happy couple on the sofa

Only someone who has been through infertility truly understands how unpredictable it really is, and how terrifying it is to have absolutely no way of predicting what you’ll have to endure to welcome a child. The story Andrews shares gets to the heart of that — and the parting wisdom she leaves the reporter with does as well. 

“It’s going to work for you. It just sucks because you don’t know when. And that’s incredibly unfair,” she says. “But it’s going to work."

Zara Hanawalt is a freelance journalist and mom of twins. She's written for outlets like Parents, Marie-Claire, Elle, Cosmopolitan, Motherly, and many others.
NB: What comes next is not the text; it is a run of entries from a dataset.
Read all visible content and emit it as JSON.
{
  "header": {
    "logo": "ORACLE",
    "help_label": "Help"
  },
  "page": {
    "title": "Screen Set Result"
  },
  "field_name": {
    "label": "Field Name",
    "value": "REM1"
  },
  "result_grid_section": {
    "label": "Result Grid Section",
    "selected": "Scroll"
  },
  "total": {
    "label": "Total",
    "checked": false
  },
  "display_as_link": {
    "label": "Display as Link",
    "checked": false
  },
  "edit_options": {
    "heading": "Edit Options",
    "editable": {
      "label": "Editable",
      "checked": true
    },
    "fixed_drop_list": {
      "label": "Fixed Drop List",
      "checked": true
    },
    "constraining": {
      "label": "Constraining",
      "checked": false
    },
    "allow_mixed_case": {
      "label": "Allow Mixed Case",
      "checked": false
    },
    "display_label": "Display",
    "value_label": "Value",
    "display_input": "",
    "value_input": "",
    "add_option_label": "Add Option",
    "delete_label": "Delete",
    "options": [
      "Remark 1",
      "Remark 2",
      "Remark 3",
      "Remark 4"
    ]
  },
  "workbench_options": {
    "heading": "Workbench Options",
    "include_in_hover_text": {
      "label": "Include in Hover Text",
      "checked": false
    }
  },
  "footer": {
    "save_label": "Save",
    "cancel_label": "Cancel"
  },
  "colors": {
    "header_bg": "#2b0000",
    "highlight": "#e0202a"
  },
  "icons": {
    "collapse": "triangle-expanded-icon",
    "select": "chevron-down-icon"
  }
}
In her (admittedly limited!) free time, she enjoys cooking, reading, trying new restaurants, and traveling with her family.